Kornelij Glas and Hyelog have both republished articles about Armenia’s newly appointed prime-minister Serge Sargsyan’s recent interview where the former Defense Minister has prioritized economic growth over human rights issues in the country:
“It is hard to talk about democratic and human rights when you need to solve the social and economic needs of the population,” the prime minister said during a trip to Brussels. “We would not like to be a state stuck in our transition.”
Rhyne at Armenia blog looks at a recent article by Kommersant, claiming, that Russia officially supports the Republican Party and Serge Sarkasyan during the upcoming elections. It’s no surprise for the blogger, that Russia, one of the “least democratic countries around” is taking sides. The blogger is more concerned about the choices of voters in Armenia:
So what happens when both the top choices are evil and undesirable, yet the most powerful and influential?
“The upcoming “meeting” [of Aylyntranq] will be held in Azatutyan square on Friday, April 13, 2007, at 19:00”, announces Aramazd with joy, noting, that “Finally the authorities surrendered” to the Aylyntranq demands to have the Liberty square in front of the Opera house in Yerevan for their rallies, following a couple of refusals.
This is micro victory meaning not much, but sufficient to make them believe that we are really decisive, stubborn, tht we are not afraid, that we are ready for conflicts, for courts, for the police…
Lara from Life in Armenia is more interested in finding a political party that is genuinely interested in helping clean up the country, rather then following the election campaigns of the parties. By clean up Lara also means the reduction of road hazards for drivers and pedestrians.
In the next month, we will be inundated by political election rhetoric, but it remains to be seen whether any of the political parties will have real, authentic and practical agendas that will be valuable and tangible for the country – and whether they will be enforced after the elections. For now, I am quite pleased by the ‘slight’ improvement related to the road safety. I hope that in time and with a bit more education, the road safety will be enhanced and make this place a safer home for us all.
Kornelij Glas reports that somebody has fired bullets at Hakob Hakobyan’s (Choit) car, but the MP who was nearby, has not been hurt or injured.

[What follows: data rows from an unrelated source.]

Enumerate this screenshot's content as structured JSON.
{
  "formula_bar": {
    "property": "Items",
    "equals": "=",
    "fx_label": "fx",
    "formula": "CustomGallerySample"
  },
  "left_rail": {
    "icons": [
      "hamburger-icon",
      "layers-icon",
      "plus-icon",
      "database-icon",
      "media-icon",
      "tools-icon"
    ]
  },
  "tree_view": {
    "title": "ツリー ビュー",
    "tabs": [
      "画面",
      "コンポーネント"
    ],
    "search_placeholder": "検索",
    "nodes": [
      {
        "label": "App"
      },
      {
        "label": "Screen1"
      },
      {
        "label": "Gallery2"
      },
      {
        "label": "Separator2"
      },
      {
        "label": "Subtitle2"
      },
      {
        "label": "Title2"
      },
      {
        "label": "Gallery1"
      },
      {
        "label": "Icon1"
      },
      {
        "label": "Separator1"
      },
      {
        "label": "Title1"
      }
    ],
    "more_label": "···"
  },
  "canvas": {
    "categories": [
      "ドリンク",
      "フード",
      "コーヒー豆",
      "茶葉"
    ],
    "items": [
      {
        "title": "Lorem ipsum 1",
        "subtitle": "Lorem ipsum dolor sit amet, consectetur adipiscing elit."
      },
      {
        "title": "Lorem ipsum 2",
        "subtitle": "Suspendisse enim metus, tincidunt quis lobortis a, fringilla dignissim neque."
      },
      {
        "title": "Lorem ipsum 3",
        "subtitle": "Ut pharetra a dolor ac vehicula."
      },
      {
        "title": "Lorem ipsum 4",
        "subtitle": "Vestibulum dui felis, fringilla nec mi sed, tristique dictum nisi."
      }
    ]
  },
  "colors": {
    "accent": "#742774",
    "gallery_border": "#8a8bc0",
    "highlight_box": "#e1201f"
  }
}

This is either the result of the official start of the election campaign, or Choit organized this murder attempt at himself for reasons of his own, jokes Kornelij, readily supplying a joke about the deputy from the 2003 elections, which you can find at his blog.
Blogian and Oneworld Multimedia report the official start of the “unholy campaign of parliamentarian elections”(Blogian) which has started on holy Easter in Armenia. Blogian is especially frustrated by the fact, that Prosperous Armenia’s campaign will be “blessed” by the Catholicos, saying “So what happened to “Give unto Ceasar what is Ceasar’s, give unto God what is God’s”? (Blogian)
A lot of things happening in the political landscape of Armenia are anticipated and predictable “by journalists and people on the street alike”, Notes from Hairenik speculates, building up his speculations around the fact, that this predictability in the Armenian politics leads to apathy, as people do not see their vote as a decisive factor in bringing change to the country:
When politics is predictable, apathy abound. Supposedly we just have to take things as they are reported by the Armenian media or by word of mouth. There’s nothing else to be done except to let it happen, at least that is the vibe I have been getting. Continue reading “Predictable politics and apathetic youth”